Directions for this task – Copy every line that contains the string "yonyou" from the entries below.

[Dataset excerpts]
────────────────────
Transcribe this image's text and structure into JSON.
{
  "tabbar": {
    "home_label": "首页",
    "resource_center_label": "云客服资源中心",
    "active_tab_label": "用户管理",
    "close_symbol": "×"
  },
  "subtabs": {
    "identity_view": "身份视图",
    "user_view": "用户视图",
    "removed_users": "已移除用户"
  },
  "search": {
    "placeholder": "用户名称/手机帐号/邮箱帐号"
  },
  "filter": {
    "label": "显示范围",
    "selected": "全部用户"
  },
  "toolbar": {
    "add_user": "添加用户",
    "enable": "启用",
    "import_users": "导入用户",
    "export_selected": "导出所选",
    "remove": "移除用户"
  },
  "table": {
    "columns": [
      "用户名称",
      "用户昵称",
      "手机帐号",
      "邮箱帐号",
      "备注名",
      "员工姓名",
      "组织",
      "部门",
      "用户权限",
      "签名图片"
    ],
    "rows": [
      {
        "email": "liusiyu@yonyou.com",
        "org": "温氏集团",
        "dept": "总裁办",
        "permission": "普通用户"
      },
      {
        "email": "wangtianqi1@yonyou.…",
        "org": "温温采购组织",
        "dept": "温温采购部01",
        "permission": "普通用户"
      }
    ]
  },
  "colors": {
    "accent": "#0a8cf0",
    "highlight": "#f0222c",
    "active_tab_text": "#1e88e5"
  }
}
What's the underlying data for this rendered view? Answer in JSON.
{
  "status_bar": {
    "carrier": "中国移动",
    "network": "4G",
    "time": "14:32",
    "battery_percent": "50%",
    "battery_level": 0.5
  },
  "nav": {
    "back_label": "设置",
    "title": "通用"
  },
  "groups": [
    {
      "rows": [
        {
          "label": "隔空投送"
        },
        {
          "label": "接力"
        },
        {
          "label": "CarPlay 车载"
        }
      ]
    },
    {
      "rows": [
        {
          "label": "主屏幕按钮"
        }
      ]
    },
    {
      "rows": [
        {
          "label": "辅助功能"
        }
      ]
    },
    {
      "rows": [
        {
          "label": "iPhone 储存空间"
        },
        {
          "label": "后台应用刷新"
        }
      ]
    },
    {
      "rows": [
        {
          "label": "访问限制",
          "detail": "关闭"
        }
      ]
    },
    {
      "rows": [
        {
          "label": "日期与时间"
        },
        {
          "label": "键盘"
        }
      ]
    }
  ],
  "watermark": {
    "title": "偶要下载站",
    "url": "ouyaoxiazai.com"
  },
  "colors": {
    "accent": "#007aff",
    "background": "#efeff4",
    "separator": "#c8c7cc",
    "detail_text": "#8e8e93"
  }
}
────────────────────
Reply to the exercise –
        "email": "liusiyu@yonyou.com",
        "email": "wangtianqi1@yonyou.…",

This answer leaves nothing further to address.